The changes brought about a “radical” improvement in teacher quality, which in turn improved student achievement, Henderson said. Student enrollment and teacher retention ticked up, graduation rates went up, truancy rates dropped and students’ scores on national and international tests jumped, she said.
On a national benchmark assessment, D.C. eighth-graders posted the biggest gains in reading nationally, Henderson said.
“We’re not at the top of the pack, but we’re growing further, faster,” she said. “That’s what’s going to get us to the top of the pack.”
(Henderson didn’t mention that teachers in 18 D.C. public schools were found last year to have cheated on high-stakes tests. An independent investigation found there is no widespread cheating in D.C. schools.)
Henderson’s school reform efforts haven’t just focused on teachers, she said. Improving parent engagement and student satisfaction is just as important, she said.
About 12 percent of D.C. Public Schools’ 47,000 students are considered English-language learners, many of whom don’t have English-speaking parents, Henderson said. Instead of offering expensive programs that teach parents to read and properly file taxes, D.C. worked with teachers to provide materials that could help parents teach their children.
“Even if you can’t read, you can do flashcards with kids,” Henderson said. “We trained teachers to engage parents by sending something like flashcards home with kids.”
To improve student satisfaction, Henderson recently committed $5 million to D.C. schools.
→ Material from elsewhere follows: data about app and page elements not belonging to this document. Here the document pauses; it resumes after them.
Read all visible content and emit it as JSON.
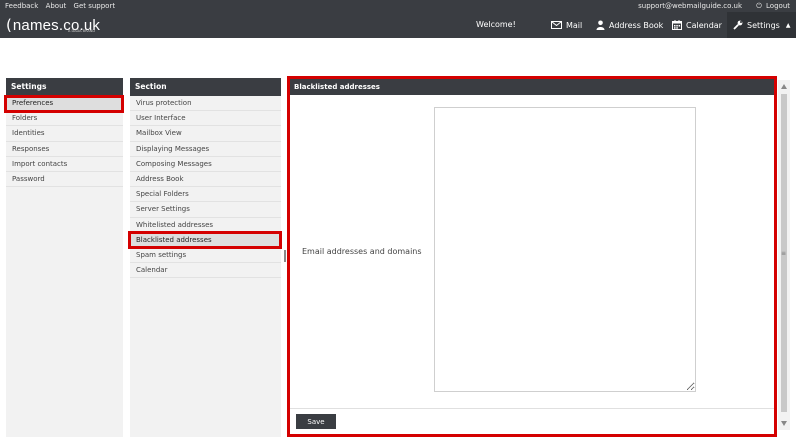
{
  "topbar": {
    "links": [
      "Feedback",
      "About",
      "Get support"
    ],
    "email": "support@webmailguide.co.uk",
    "logout": "Logout"
  },
  "header": {
    "logo_text": "names.co.uk",
    "logo_sub": "A DADA BRAND",
    "welcome": "Welcome!",
    "nav": {
      "mail": "Mail",
      "address_book": "Address Book",
      "calendar": "Calendar",
      "settings": "Settings"
    }
  },
  "settings_panel": {
    "title": "Settings",
    "items": [
      "Preferences",
      "Folders",
      "Identities",
      "Responses",
      "Import contacts",
      "Password"
    ]
  },
  "section_panel": {
    "title": "Section",
    "items": [
      "Virus protection",
      "User Interface",
      "Mailbox View",
      "Displaying Messages",
      "Composing Messages",
      "Address Book",
      "Special Folders",
      "Server Settings",
      "Whitelisted addresses",
      "Blacklisted addresses",
      "Spam settings",
      "Calendar"
    ]
  },
  "content": {
    "title": "Blacklisted addresses",
    "field_label": "Email addresses and domains",
    "textarea_value": "",
    "save_label": "Save"
  },
  "colors": {
    "header_bg": "#3a3d42",
    "highlight": "#d40000"
  }
}
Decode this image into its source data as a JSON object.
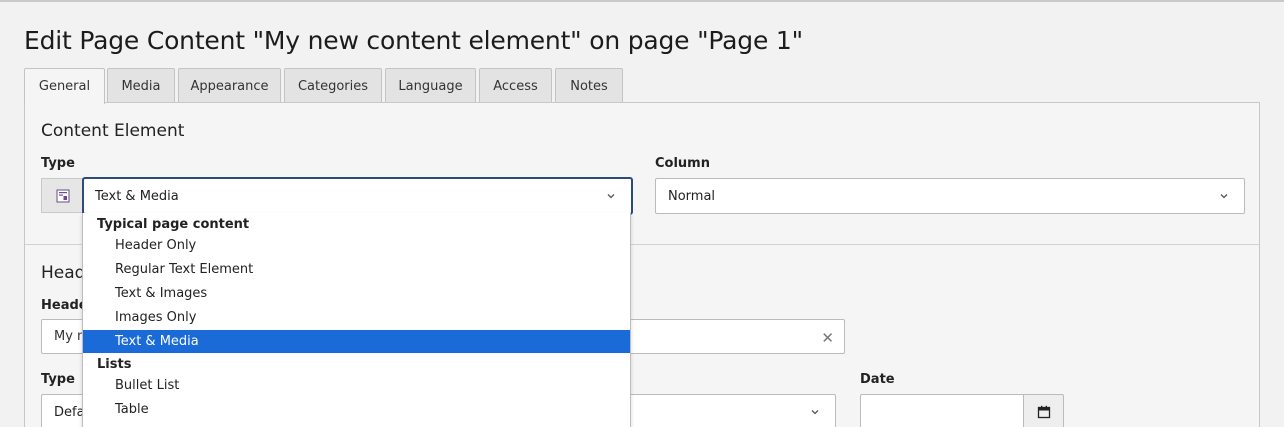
{
  "page_title": "Edit Page Content \"My new content element\" on page \"Page 1\"",
  "tabs": [
    {
      "label": "General",
      "active": true
    },
    {
      "label": "Media"
    },
    {
      "label": "Appearance"
    },
    {
      "label": "Categories"
    },
    {
      "label": "Language"
    },
    {
      "label": "Access"
    },
    {
      "label": "Notes"
    }
  ],
  "content_element": {
    "section_title": "Content Element",
    "type_label": "Type",
    "type_value": "Text & Media",
    "type_icon": "content-textmedia-icon",
    "column_label": "Column",
    "column_value": "Normal"
  },
  "header_section": {
    "section_title": "Head",
    "header_label": "Heade",
    "header_value": "My n",
    "type_label": "Type",
    "type_value": "Defa",
    "date_label": "Date",
    "date_value": ""
  },
  "dropdown": {
    "groups": [
      {
        "label": "Typical page content",
        "options": [
          "Header Only",
          "Regular Text Element",
          "Text & Images",
          "Images Only",
          "Text & Media"
        ]
      },
      {
        "label": "Lists",
        "options": [
          "Bullet List",
          "Table"
        ]
      }
    ],
    "selected": "Text & Media"
  },
  "colors": {
    "focus_border": "#2a4b7c",
    "selected_option_bg": "#1a6ad8",
    "panel_bg": "#f5f5f5"
  }
}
Henderson, who has two children in her public school system, said she wants students to learn, but also be content at school.
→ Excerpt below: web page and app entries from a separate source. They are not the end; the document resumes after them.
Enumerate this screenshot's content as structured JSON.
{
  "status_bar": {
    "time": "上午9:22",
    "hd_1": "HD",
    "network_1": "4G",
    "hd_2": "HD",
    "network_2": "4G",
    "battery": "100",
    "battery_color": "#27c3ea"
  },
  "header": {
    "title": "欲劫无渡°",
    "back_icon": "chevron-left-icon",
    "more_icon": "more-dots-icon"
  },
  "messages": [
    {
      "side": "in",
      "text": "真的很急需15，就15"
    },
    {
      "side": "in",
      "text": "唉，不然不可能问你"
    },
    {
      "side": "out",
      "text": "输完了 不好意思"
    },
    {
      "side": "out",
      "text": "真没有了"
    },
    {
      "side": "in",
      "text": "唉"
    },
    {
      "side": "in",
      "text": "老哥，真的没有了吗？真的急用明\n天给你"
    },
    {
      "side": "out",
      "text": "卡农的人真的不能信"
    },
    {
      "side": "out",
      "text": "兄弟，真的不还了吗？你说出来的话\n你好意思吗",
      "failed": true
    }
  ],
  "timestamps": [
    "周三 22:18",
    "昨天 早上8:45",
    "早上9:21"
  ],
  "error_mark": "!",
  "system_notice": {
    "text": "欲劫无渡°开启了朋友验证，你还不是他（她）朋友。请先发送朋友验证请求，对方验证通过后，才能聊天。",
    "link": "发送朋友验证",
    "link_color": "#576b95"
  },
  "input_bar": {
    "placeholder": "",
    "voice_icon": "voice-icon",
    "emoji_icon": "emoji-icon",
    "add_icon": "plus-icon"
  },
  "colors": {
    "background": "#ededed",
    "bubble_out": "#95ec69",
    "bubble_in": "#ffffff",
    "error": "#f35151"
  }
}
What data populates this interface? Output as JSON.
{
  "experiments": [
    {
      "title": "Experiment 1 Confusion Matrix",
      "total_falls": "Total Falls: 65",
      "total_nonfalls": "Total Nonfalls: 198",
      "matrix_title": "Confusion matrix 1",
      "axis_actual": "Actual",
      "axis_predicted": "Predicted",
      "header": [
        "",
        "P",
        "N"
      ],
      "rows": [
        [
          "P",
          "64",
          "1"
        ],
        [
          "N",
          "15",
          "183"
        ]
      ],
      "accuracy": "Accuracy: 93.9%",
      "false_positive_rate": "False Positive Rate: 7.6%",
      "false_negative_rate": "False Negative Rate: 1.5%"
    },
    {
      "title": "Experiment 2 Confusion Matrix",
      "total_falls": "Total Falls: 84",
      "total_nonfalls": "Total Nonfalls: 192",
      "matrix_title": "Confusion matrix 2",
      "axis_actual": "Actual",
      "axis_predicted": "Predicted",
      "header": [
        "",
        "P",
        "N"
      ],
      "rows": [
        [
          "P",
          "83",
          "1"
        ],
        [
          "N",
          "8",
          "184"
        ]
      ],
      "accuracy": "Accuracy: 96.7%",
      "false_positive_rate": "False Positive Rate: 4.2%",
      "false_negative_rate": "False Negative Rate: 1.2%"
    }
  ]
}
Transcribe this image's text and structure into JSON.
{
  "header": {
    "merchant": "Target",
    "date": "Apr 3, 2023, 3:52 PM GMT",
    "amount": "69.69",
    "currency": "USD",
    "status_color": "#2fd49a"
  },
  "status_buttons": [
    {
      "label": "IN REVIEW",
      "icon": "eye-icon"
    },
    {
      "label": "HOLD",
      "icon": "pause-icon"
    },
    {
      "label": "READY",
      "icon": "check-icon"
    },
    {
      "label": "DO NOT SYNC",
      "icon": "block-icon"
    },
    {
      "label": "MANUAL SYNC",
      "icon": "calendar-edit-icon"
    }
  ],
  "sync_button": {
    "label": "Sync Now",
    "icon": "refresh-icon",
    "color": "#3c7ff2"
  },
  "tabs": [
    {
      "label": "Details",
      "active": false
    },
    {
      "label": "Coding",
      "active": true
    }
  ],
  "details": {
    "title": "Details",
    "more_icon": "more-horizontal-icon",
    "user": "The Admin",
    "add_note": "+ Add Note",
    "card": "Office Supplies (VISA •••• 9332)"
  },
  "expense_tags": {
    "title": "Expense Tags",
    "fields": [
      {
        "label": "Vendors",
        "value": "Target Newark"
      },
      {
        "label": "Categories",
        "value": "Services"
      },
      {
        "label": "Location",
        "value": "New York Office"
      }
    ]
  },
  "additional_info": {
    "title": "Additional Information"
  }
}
“I want my kids to be happy, to feel safe and to explore their talents and possibilities,” Henderson said. “I want my kids, everybody’s kids, to like school. I don’t want to test and drill them to death.”
School Board President Erin Cranor, who attended Henderson’s talk, said she was pleased to find that Nevada is adopting many of the education reform efforts that have occurred in Washington.
The Silver State is in the middle of rolling out a new teacher and principal evaluation system, which will grade teachers as being "highly effective," "effective," "minimally effective" or "ineffective" based on student test scores and how well teachers model good teaching practices. Previously, teachers were evaluated by their principals through two classroom observations and were rated either "satisfactory" or "unsatisfactory."
“It’s great timing to learn what their game plan is,” Cranor said. “There’s a lot we can learn from (Henderson).”